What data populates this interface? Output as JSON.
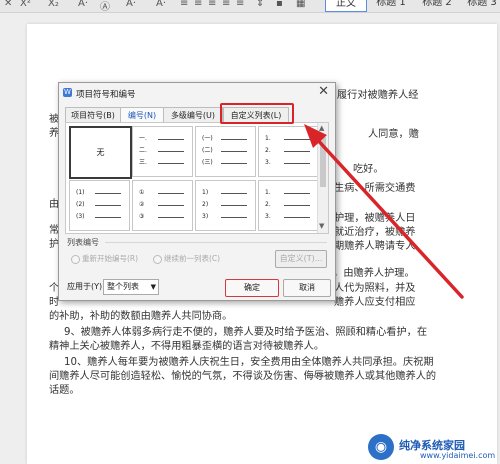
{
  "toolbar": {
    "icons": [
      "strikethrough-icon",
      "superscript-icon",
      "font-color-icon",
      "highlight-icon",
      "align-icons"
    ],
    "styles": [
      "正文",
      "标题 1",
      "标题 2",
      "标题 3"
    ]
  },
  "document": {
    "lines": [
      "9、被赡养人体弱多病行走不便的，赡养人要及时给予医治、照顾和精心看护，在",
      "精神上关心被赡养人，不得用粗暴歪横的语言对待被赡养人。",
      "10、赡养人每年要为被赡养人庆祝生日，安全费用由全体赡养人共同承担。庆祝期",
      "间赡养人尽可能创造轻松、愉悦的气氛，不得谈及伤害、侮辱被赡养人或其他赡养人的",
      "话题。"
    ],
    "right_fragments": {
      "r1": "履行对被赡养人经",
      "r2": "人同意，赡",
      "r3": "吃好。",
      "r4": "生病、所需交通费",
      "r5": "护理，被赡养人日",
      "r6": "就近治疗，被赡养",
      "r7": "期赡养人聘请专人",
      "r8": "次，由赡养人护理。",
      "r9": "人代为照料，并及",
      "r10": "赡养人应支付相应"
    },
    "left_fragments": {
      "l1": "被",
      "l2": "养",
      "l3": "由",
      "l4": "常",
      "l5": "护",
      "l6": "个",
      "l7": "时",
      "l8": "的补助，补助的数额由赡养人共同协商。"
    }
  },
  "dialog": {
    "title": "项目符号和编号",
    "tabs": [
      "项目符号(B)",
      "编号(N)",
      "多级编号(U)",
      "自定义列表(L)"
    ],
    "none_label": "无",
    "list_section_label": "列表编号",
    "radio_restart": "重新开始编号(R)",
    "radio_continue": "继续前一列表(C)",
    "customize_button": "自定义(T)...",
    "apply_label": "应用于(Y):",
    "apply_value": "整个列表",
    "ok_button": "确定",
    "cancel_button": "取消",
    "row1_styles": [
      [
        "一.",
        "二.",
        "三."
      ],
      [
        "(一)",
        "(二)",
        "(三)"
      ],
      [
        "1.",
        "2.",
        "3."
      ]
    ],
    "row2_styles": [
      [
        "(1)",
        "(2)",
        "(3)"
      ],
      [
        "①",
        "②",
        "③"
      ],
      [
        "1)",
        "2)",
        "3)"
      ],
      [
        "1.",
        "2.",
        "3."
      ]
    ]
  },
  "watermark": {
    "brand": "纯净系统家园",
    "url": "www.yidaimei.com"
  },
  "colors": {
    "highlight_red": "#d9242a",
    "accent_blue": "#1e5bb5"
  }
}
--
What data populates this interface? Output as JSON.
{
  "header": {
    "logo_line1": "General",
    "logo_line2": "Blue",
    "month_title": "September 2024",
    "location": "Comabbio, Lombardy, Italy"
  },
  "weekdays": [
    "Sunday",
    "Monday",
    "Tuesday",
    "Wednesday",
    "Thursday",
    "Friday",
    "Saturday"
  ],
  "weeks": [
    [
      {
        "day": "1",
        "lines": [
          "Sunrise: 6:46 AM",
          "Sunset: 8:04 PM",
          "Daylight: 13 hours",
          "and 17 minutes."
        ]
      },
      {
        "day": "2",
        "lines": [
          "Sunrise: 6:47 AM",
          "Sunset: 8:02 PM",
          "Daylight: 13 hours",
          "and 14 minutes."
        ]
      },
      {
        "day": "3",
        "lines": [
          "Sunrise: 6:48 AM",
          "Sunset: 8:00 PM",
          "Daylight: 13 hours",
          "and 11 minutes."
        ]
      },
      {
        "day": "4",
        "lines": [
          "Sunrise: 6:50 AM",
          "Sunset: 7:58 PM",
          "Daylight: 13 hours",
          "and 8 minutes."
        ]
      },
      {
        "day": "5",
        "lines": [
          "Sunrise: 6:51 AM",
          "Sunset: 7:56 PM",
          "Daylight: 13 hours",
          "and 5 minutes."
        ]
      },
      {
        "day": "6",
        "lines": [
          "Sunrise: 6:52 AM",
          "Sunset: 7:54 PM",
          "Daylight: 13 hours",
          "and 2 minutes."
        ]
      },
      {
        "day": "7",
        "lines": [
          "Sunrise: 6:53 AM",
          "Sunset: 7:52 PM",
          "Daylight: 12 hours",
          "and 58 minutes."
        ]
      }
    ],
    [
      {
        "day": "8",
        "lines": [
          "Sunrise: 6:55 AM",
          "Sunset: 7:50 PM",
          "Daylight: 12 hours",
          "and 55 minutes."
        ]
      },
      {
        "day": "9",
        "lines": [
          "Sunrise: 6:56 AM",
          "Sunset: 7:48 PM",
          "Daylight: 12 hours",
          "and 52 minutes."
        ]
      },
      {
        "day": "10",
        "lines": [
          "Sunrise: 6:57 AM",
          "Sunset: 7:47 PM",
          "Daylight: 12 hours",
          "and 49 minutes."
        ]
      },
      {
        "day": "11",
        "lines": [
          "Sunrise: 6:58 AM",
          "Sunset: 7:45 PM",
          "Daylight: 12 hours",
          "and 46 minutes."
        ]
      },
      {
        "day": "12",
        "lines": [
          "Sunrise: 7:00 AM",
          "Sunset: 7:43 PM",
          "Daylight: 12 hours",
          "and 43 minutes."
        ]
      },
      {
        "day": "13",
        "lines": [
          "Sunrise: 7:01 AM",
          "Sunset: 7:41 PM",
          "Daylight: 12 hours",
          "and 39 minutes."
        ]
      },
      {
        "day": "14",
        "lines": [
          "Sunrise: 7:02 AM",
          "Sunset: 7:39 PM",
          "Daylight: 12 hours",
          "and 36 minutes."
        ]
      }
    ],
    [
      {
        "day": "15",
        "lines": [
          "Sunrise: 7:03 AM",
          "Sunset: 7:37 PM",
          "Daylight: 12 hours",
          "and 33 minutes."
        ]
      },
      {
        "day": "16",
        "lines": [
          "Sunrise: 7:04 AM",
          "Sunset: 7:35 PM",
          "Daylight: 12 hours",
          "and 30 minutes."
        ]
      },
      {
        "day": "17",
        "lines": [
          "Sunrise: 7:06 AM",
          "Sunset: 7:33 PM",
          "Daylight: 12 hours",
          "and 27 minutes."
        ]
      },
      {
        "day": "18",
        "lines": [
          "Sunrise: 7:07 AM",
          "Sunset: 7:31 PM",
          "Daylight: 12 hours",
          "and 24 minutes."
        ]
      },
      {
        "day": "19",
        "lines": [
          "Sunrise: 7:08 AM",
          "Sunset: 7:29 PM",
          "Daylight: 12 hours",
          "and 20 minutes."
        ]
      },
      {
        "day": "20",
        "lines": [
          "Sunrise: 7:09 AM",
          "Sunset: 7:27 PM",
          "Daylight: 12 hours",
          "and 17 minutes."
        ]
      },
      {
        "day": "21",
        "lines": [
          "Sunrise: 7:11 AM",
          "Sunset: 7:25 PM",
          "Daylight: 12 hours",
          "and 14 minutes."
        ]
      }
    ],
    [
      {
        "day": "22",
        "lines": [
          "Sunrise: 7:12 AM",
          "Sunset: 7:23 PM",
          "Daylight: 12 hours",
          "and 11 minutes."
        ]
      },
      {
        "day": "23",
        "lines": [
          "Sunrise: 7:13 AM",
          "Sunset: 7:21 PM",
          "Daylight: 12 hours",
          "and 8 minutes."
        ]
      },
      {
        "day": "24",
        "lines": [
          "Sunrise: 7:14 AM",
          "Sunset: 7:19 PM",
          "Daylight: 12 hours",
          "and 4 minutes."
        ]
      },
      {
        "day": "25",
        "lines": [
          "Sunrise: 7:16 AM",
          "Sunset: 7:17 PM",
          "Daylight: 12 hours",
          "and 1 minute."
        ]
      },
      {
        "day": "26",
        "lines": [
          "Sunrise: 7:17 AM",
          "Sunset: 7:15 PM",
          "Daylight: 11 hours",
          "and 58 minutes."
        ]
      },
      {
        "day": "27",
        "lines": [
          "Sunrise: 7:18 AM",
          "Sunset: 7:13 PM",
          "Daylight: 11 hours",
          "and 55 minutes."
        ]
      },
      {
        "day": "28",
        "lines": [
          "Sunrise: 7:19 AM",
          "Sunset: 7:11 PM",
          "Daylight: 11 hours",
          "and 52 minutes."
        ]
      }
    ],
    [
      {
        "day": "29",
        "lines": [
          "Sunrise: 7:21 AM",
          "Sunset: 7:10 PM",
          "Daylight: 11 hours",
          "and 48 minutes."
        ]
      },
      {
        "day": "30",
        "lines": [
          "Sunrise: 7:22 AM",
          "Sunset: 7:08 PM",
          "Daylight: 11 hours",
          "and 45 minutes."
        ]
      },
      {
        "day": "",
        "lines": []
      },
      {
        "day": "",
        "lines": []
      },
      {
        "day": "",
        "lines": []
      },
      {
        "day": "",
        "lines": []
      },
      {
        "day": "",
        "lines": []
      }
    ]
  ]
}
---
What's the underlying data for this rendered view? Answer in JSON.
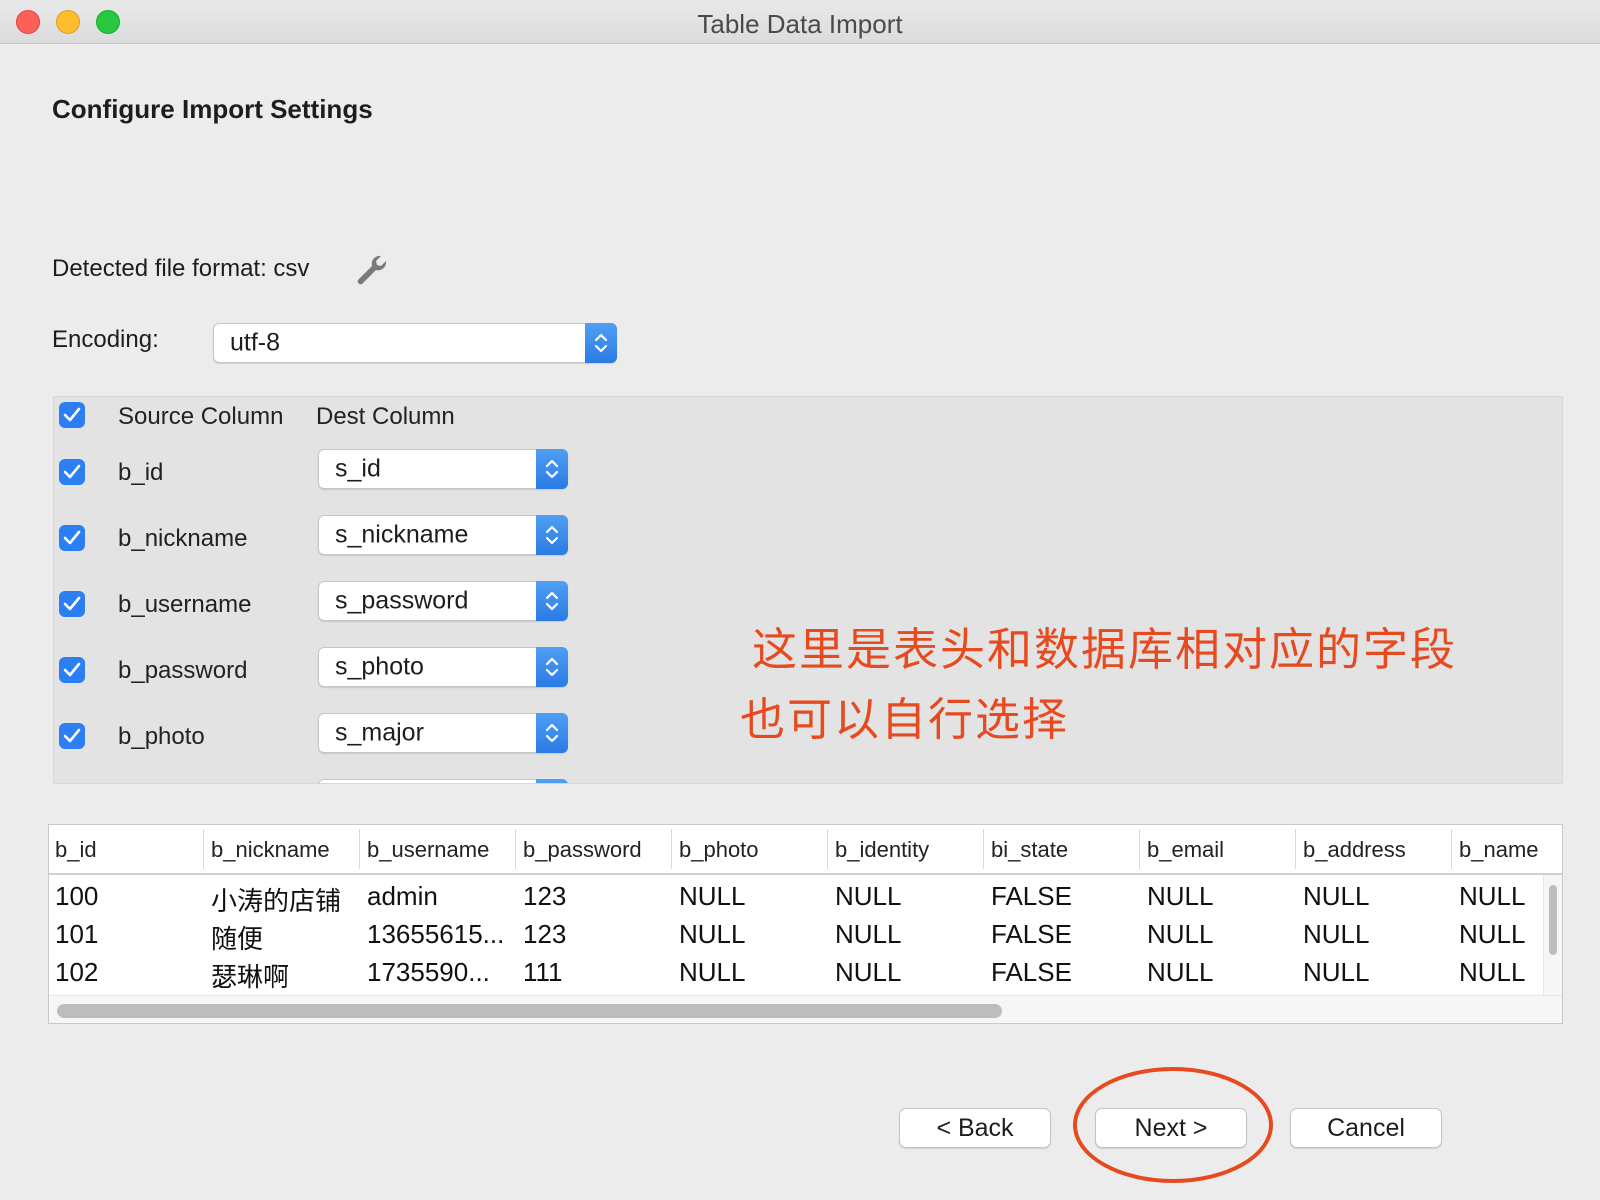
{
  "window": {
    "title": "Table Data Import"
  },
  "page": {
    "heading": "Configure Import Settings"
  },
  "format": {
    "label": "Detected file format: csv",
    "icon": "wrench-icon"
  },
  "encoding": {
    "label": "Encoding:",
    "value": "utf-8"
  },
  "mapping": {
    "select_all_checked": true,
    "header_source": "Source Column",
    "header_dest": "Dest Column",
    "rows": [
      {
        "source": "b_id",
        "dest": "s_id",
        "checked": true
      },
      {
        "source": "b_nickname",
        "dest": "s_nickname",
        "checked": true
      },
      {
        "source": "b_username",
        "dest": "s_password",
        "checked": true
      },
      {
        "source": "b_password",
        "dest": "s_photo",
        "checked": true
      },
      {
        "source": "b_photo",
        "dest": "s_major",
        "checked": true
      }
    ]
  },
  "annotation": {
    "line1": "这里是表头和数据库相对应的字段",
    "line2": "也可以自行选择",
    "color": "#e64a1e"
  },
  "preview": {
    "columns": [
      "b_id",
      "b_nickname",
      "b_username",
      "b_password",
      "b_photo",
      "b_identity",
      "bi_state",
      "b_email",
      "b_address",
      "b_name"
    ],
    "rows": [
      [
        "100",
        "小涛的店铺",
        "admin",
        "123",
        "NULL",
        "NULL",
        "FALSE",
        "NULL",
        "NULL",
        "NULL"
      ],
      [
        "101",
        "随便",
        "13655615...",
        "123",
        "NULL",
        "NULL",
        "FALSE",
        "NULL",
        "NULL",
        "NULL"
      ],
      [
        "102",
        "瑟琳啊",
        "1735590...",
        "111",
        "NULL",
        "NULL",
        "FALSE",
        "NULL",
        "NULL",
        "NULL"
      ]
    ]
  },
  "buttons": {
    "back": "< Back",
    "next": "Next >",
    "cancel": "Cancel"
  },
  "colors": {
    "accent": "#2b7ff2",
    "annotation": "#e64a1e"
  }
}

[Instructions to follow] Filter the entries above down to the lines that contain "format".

[Written solution]
  "format": {
    "label": "Detected file format: csv",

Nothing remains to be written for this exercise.